WORK ITEM:
Please state how many lines in the records contain the string "Timeline", with no words besides the number.
*** Opening of INPUT FOR THIS TASK ***
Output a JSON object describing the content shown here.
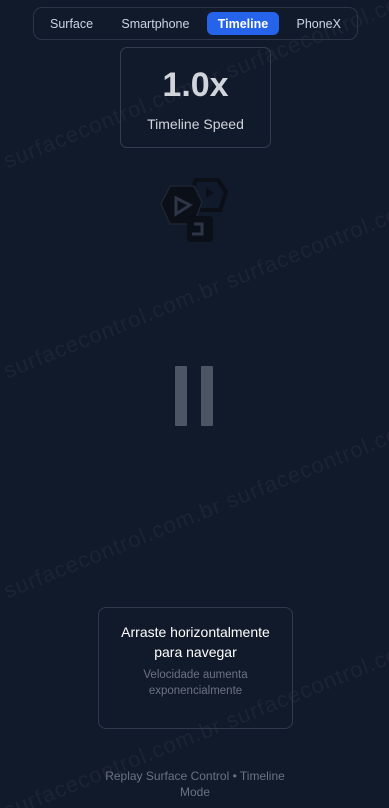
{
  "tabs": [
    {
      "label": "Surface",
      "active": false
    },
    {
      "label": "Smartphone",
      "active": false
    },
    {
      "label": "Timeline",
      "active": true
    },
    {
      "label": "PhoneX",
      "active": false
    }
  ],
  "speed": {
    "value": "1.0x",
    "label": "Timeline Speed"
  },
  "logo": {
    "icon": "replay-logo-icon"
  },
  "pause": {
    "icon": "pause-icon"
  },
  "hint": {
    "title": "Arraste horizontalmente para navegar",
    "subtitle": "Velocidade aumenta exponencialmente"
  },
  "footer": {
    "text": "Replay Surface Control • Timeline Mode"
  },
  "watermark": {
    "text": "surfacecontrol.com.br surfacecontrol.com.br"
  },
  "colors": {
    "accent": "#2563eb",
    "background": "#111a2b"
  }
}
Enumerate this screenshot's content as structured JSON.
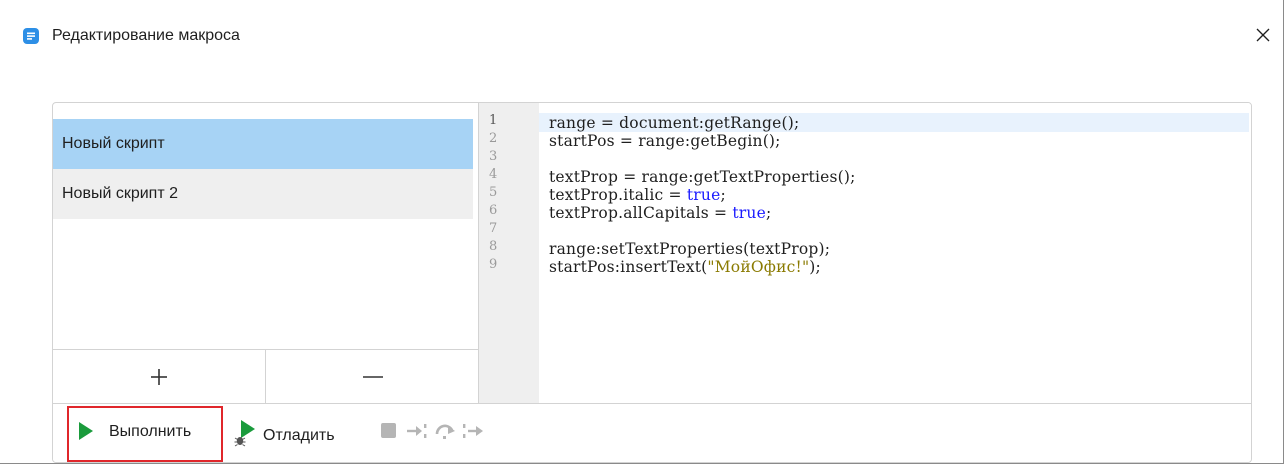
{
  "window": {
    "title": "Редактирование макроса",
    "icon": "app-icon",
    "close_icon": "close-icon"
  },
  "scripts": {
    "items": [
      {
        "label": "Новый скрипт",
        "selected": true
      },
      {
        "label": "Новый скрипт 2",
        "selected": false
      }
    ],
    "add_label": "+",
    "remove_label": "—"
  },
  "editor": {
    "line_numbers": [
      "1",
      "2",
      "3",
      "4",
      "5",
      "6",
      "7",
      "8",
      "9"
    ],
    "lines": [
      [
        {
          "t": "range = document:getRange();",
          "c": ""
        }
      ],
      [
        {
          "t": "startPos = range:getBegin();",
          "c": ""
        }
      ],
      [
        {
          "t": "",
          "c": ""
        }
      ],
      [
        {
          "t": "textProp = range:getTextProperties();",
          "c": ""
        }
      ],
      [
        {
          "t": "textProp.italic = ",
          "c": ""
        },
        {
          "t": "true",
          "c": "kw"
        },
        {
          "t": ";",
          "c": ""
        }
      ],
      [
        {
          "t": "textProp.allCapitals = ",
          "c": ""
        },
        {
          "t": "true",
          "c": "kw"
        },
        {
          "t": ";",
          "c": ""
        }
      ],
      [
        {
          "t": "",
          "c": ""
        }
      ],
      [
        {
          "t": "range:setTextProperties(textProp);",
          "c": ""
        }
      ],
      [
        {
          "t": "startPos:insertText(",
          "c": ""
        },
        {
          "t": "\"МойОфис!\"",
          "c": "str"
        },
        {
          "t": ");",
          "c": ""
        }
      ]
    ]
  },
  "toolbar": {
    "run_label": "Выполнить",
    "debug_label": "Отладить",
    "icons": [
      "play-icon",
      "debug-icon",
      "stop-icon",
      "step-into-icon",
      "step-over-icon",
      "step-out-icon"
    ]
  },
  "colors": {
    "selected_bg": "#a7d3f5",
    "run_green": "#1a9b3c",
    "highlight_border": "#e0262b",
    "keyword": "#1a1aff",
    "string": "#8a7a00"
  }
}
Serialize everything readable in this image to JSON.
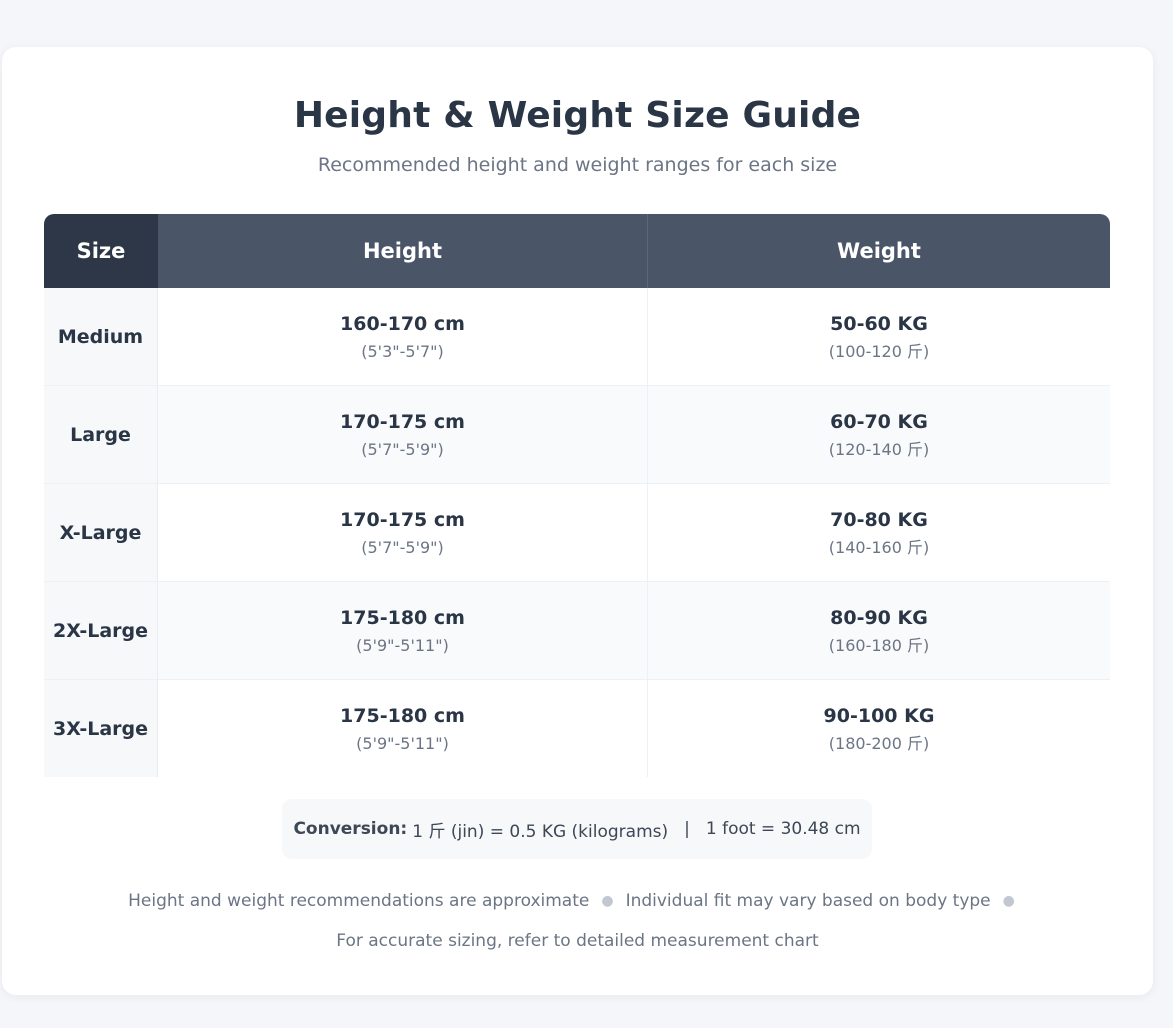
{
  "page": {
    "title": "Height & Weight Size Guide",
    "subtitle": "Recommended height and weight ranges for each size"
  },
  "table": {
    "headers": {
      "size": "Size",
      "height": "Height",
      "weight": "Weight"
    },
    "rows": [
      {
        "size": "Medium",
        "height": "160-170 cm",
        "height_imperial": "(5'3\"-5'7\")",
        "weight": "50-60 KG",
        "weight_jin": "(100-120 斤)"
      },
      {
        "size": "Large",
        "height": "170-175 cm",
        "height_imperial": "(5'7\"-5'9\")",
        "weight": "60-70 KG",
        "weight_jin": "(120-140 斤)"
      },
      {
        "size": "X-Large",
        "height": "170-175 cm",
        "height_imperial": "(5'7\"-5'9\")",
        "weight": "70-80 KG",
        "weight_jin": "(140-160 斤)"
      },
      {
        "size": "2X-Large",
        "height": "175-180 cm",
        "height_imperial": "(5'9\"-5'11\")",
        "weight": "80-90 KG",
        "weight_jin": "(160-180 斤)"
      },
      {
        "size": "3X-Large",
        "height": "175-180 cm",
        "height_imperial": "(5'9\"-5'11\")",
        "weight": "90-100 KG",
        "weight_jin": "(180-200 斤)"
      }
    ]
  },
  "conversion": {
    "label": "Conversion:",
    "weight_text": "1 斤 (jin) = 0.5 KG (kilograms)",
    "separator": "|",
    "length_text": "1 foot = 30.48 cm"
  },
  "notes": {
    "items": [
      "Height and weight recommendations are approximate",
      "Individual fit may vary based on body type",
      "For accurate sizing, refer to detailed measurement chart"
    ]
  },
  "colors": {
    "header_dark": "#2d3748",
    "header": "#4a5568",
    "text": "#2a3545",
    "muted": "#6b7585"
  }
}
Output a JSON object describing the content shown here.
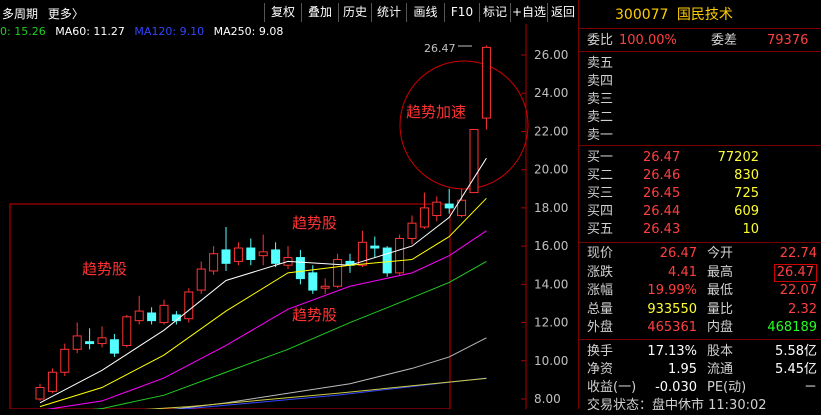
{
  "toolbar": {
    "period_label": "多周期",
    "more_label": "更多〉",
    "buttons": [
      "复权",
      "叠加",
      "历史",
      "统计",
      "画线",
      "F10",
      "标记",
      "+自选",
      "返回"
    ]
  },
  "ma_legend": {
    "ma_partial": "0: 15.26",
    "ma60": "MA60: 11.27",
    "ma120": "MA120: 9.10",
    "ma250": "MA250: 9.08"
  },
  "chart": {
    "y_ticks": [
      "26.00",
      "24.00",
      "22.00",
      "20.00",
      "18.00",
      "16.00",
      "14.00",
      "12.00",
      "10.00",
      "8.00"
    ],
    "y_tick_values": [
      26,
      24,
      22,
      20,
      18,
      16,
      14,
      12,
      10,
      8
    ],
    "peak_label": "26.47",
    "annotations": {
      "accel": "趋势加速",
      "trend_upper": "趋势股",
      "trend_left": "趋势股",
      "trend_lower": "趋势股"
    },
    "colors": {
      "up": "#ff3333",
      "down": "#54ffff",
      "ma5": "#ffffff",
      "ma10": "#ffff00",
      "ma20": "#ff00ff",
      "ma30": "#22cc22",
      "ma60": "#bbbbbb",
      "ma120": "#3344ff",
      "ma250": "#cccc44"
    }
  },
  "chart_data": {
    "type": "candlestick",
    "ylim": [
      8,
      27
    ],
    "candles": [
      {
        "o": 8.0,
        "c": 8.6,
        "h": 8.8,
        "l": 7.9
      },
      {
        "o": 8.4,
        "c": 9.4,
        "h": 9.6,
        "l": 8.3
      },
      {
        "o": 9.4,
        "c": 10.6,
        "h": 10.9,
        "l": 9.2
      },
      {
        "o": 10.6,
        "c": 11.3,
        "h": 12.0,
        "l": 10.4
      },
      {
        "o": 11.0,
        "c": 10.9,
        "h": 11.7,
        "l": 10.6
      },
      {
        "o": 10.9,
        "c": 11.2,
        "h": 11.8,
        "l": 10.7
      },
      {
        "o": 11.1,
        "c": 10.4,
        "h": 11.4,
        "l": 10.2
      },
      {
        "o": 10.8,
        "c": 12.3,
        "h": 12.4,
        "l": 10.7
      },
      {
        "o": 12.1,
        "c": 12.6,
        "h": 13.4,
        "l": 11.9
      },
      {
        "o": 12.5,
        "c": 12.1,
        "h": 12.8,
        "l": 11.9
      },
      {
        "o": 12.0,
        "c": 12.9,
        "h": 13.2,
        "l": 11.9
      },
      {
        "o": 12.4,
        "c": 12.1,
        "h": 12.6,
        "l": 11.9
      },
      {
        "o": 12.2,
        "c": 13.6,
        "h": 13.8,
        "l": 12.0
      },
      {
        "o": 13.7,
        "c": 14.8,
        "h": 15.2,
        "l": 13.5
      },
      {
        "o": 14.7,
        "c": 15.6,
        "h": 16.0,
        "l": 14.5
      },
      {
        "o": 15.8,
        "c": 15.1,
        "h": 17.0,
        "l": 14.7
      },
      {
        "o": 15.2,
        "c": 15.9,
        "h": 16.2,
        "l": 15.0
      },
      {
        "o": 15.9,
        "c": 15.3,
        "h": 16.4,
        "l": 15.0
      },
      {
        "o": 15.5,
        "c": 15.7,
        "h": 16.6,
        "l": 15.0
      },
      {
        "o": 15.8,
        "c": 15.1,
        "h": 16.2,
        "l": 14.9
      },
      {
        "o": 15.0,
        "c": 15.4,
        "h": 16.0,
        "l": 14.8
      },
      {
        "o": 15.4,
        "c": 14.3,
        "h": 15.8,
        "l": 14.0
      },
      {
        "o": 14.6,
        "c": 13.7,
        "h": 15.0,
        "l": 13.5
      },
      {
        "o": 13.8,
        "c": 13.9,
        "h": 14.3,
        "l": 13.5
      },
      {
        "o": 13.9,
        "c": 15.3,
        "h": 15.6,
        "l": 13.8
      },
      {
        "o": 15.2,
        "c": 15.0,
        "h": 15.6,
        "l": 14.6
      },
      {
        "o": 15.0,
        "c": 16.2,
        "h": 16.8,
        "l": 14.9
      },
      {
        "o": 16.0,
        "c": 15.9,
        "h": 16.5,
        "l": 15.4
      },
      {
        "o": 15.9,
        "c": 14.6,
        "h": 16.0,
        "l": 14.4
      },
      {
        "o": 14.6,
        "c": 16.4,
        "h": 16.6,
        "l": 14.5
      },
      {
        "o": 16.4,
        "c": 17.2,
        "h": 17.6,
        "l": 16.1
      },
      {
        "o": 17.0,
        "c": 18.0,
        "h": 18.8,
        "l": 16.9
      },
      {
        "o": 17.6,
        "c": 18.3,
        "h": 18.6,
        "l": 17.3
      },
      {
        "o": 18.2,
        "c": 18.0,
        "h": 19.0,
        "l": 17.7
      },
      {
        "o": 17.6,
        "c": 18.4,
        "h": 19.0,
        "l": 17.5
      },
      {
        "o": 18.8,
        "c": 22.1,
        "h": 22.1,
        "l": 18.8
      },
      {
        "o": 22.7,
        "c": 26.4,
        "h": 26.5,
        "l": 22.1
      }
    ],
    "ma_lines": {
      "ma5": [
        [
          0,
          7.8
        ],
        [
          5,
          9.5
        ],
        [
          10,
          11.6
        ],
        [
          15,
          14.2
        ],
        [
          20,
          15.2
        ],
        [
          25,
          15.0
        ],
        [
          30,
          16.0
        ],
        [
          33,
          17.5
        ],
        [
          36,
          20.6
        ]
      ],
      "ma10": [
        [
          0,
          7.6
        ],
        [
          5,
          8.6
        ],
        [
          10,
          10.3
        ],
        [
          15,
          12.6
        ],
        [
          20,
          14.6
        ],
        [
          25,
          15.0
        ],
        [
          30,
          15.3
        ],
        [
          33,
          16.5
        ],
        [
          36,
          18.5
        ]
      ],
      "ma20": [
        [
          0,
          7.4
        ],
        [
          5,
          7.9
        ],
        [
          10,
          9.1
        ],
        [
          15,
          10.8
        ],
        [
          20,
          12.7
        ],
        [
          25,
          13.9
        ],
        [
          30,
          14.6
        ],
        [
          33,
          15.5
        ],
        [
          36,
          16.8
        ]
      ],
      "ma30": [
        [
          0,
          7.2
        ],
        [
          5,
          7.5
        ],
        [
          10,
          8.2
        ],
        [
          15,
          9.4
        ],
        [
          20,
          10.6
        ],
        [
          25,
          12.0
        ],
        [
          30,
          13.3
        ],
        [
          33,
          14.1
        ],
        [
          36,
          15.2
        ]
      ],
      "ma60": [
        [
          0,
          7.1
        ],
        [
          5,
          7.2
        ],
        [
          10,
          7.4
        ],
        [
          15,
          7.8
        ],
        [
          20,
          8.3
        ],
        [
          25,
          8.8
        ],
        [
          30,
          9.6
        ],
        [
          33,
          10.2
        ],
        [
          36,
          11.2
        ]
      ],
      "ma120": [
        [
          0,
          7.0
        ],
        [
          12,
          7.5
        ],
        [
          24,
          8.2
        ],
        [
          36,
          9.1
        ]
      ],
      "ma250": [
        [
          0,
          7.1
        ],
        [
          12,
          7.6
        ],
        [
          24,
          8.3
        ],
        [
          36,
          9.08
        ]
      ]
    }
  },
  "quote": {
    "code": "300077",
    "name": "国民技术",
    "weibi_label": "委比",
    "weibi_value": "100.00%",
    "weicha_label": "委差",
    "weicha_value": "79376",
    "sell": [
      "卖五",
      "卖四",
      "卖三",
      "卖二",
      "卖一"
    ],
    "buy": [
      {
        "label": "买一",
        "price": "26.47",
        "vol": "77202"
      },
      {
        "label": "买二",
        "price": "26.46",
        "vol": "830"
      },
      {
        "label": "买三",
        "price": "26.45",
        "vol": "725"
      },
      {
        "label": "买四",
        "price": "26.44",
        "vol": "609"
      },
      {
        "label": "买五",
        "price": "26.43",
        "vol": "10"
      }
    ],
    "stats": [
      {
        "l1": "现价",
        "v1": "26.47",
        "c1": "red",
        "l2": "今开",
        "v2": "22.74",
        "c2": "red"
      },
      {
        "l1": "涨跌",
        "v1": "4.41",
        "c1": "red",
        "l2": "最高",
        "v2": "26.47",
        "c2": "red"
      },
      {
        "l1": "涨幅",
        "v1": "19.99%",
        "c1": "red",
        "l2": "最低",
        "v2": "22.07",
        "c2": "red"
      },
      {
        "l1": "总量",
        "v1": "933550",
        "c1": "yellow",
        "l2": "量比",
        "v2": "2.32",
        "c2": "red"
      },
      {
        "l1": "外盘",
        "v1": "465361",
        "c1": "red",
        "l2": "内盘",
        "v2": "468189",
        "c2": "green"
      }
    ],
    "stats2": [
      {
        "l1": "换手",
        "v1": "17.13%",
        "l2": "股本",
        "v2": "5.58亿"
      },
      {
        "l1": "净资",
        "v1": "1.95",
        "l2": "流通",
        "v2": "5.45亿"
      },
      {
        "l1": "收益(一)",
        "v1": "-0.030",
        "l2": "PE(动)",
        "v2": "－"
      }
    ],
    "bottom_partial": "交易状态：盘中休市 11:30:02"
  }
}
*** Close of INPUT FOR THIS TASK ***
ANSWER TO THIS PROBLEM:
3